[SUPPLIED RECORDS]:
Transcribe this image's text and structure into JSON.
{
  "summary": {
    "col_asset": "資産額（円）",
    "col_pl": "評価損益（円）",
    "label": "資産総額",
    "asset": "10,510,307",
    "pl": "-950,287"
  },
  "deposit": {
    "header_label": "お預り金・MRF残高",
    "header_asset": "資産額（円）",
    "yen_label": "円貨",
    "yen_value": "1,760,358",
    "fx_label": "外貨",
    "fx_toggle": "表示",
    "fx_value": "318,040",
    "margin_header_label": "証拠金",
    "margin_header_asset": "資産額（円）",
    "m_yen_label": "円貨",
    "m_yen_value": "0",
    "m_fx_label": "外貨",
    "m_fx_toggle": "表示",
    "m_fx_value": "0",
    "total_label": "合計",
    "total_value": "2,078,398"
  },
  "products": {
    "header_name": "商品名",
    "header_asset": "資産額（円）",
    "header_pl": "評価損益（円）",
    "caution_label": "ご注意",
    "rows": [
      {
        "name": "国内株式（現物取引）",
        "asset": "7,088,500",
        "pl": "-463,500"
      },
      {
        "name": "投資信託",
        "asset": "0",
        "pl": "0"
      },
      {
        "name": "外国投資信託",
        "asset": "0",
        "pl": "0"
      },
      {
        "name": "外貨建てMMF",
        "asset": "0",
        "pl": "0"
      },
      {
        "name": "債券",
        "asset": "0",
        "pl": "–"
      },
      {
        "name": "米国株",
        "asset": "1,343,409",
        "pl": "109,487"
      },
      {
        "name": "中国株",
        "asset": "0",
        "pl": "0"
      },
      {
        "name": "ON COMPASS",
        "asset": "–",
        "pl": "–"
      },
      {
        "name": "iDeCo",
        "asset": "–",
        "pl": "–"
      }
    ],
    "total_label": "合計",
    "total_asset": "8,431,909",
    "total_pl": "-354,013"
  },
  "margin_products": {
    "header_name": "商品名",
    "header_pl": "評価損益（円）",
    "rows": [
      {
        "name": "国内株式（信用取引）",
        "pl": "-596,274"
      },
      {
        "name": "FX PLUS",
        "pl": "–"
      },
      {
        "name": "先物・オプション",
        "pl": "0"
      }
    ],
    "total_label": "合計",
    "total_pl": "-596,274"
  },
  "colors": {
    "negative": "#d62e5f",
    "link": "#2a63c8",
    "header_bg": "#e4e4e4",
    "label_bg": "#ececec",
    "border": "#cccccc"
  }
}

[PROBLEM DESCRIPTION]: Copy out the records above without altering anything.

[PROBLEM SOLUTION]:
Transcribe this image's text and structure into JSON.
{
  "summary": {
    "col_asset": "資産額（円）",
    "col_pl": "評価損益（円）",
    "label": "資産総額",
    "asset": "10,510,307",
    "pl": "-950,287"
  },
  "deposit": {
    "header_label": "お預り金・MRF残高",
    "header_asset": "資産額（円）",
    "yen_label": "円貨",
    "yen_value": "1,760,358",
    "fx_label": "外貨",
    "fx_toggle": "表示",
    "fx_value": "318,040",
    "margin_header_label": "証拠金",
    "margin_header_asset": "資産額（円）",
    "m_yen_label": "円貨",
    "m_yen_value": "0",
    "m_fx_label": "外貨",
    "m_fx_toggle": "表示",
    "m_fx_value": "0",
    "total_label": "合計",
    "total_value": "2,078,398"
  },
  "products": {
    "header_name": "商品名",
    "header_asset": "資産額（円）",
    "header_pl": "評価損益（円）",
    "caution_label": "ご注意",
    "rows": [
      {
        "name": "国内株式（現物取引）",
        "asset": "7,088,500",
        "pl": "-463,500"
      },
      {
        "name": "投資信託",
        "asset": "0",
        "pl": "0"
      },
      {
        "name": "外国投資信託",
        "asset": "0",
        "pl": "0"
      },
      {
        "name": "外貨建てMMF",
        "asset": "0",
        "pl": "0"
      },
      {
        "name": "債券",
        "asset": "0",
        "pl": "–"
      },
      {
        "name": "米国株",
        "asset": "1,343,409",
        "pl": "109,487"
      },
      {
        "name": "中国株",
        "asset": "0",
        "pl": "0"
      },
      {
        "name": "ON COMPASS",
        "asset": "–",
        "pl": "–"
      },
      {
        "name": "iDeCo",
        "asset": "–",
        "pl": "–"
      }
    ],
    "total_label": "合計",
    "total_asset": "8,431,909",
    "total_pl": "-354,013"
  },
  "margin_products": {
    "header_name": "商品名",
    "header_pl": "評価損益（円）",
    "rows": [
      {
        "name": "国内株式（信用取引）",
        "pl": "-596,274"
      },
      {
        "name": "FX PLUS",
        "pl": "–"
      },
      {
        "name": "先物・オプション",
        "pl": "0"
      }
    ],
    "total_label": "合計",
    "total_pl": "-596,274"
  },
  "colors": {
    "negative": "#d62e5f",
    "link": "#2a63c8",
    "header_bg": "#e4e4e4",
    "label_bg": "#ececec",
    "border": "#cccccc"
  }
}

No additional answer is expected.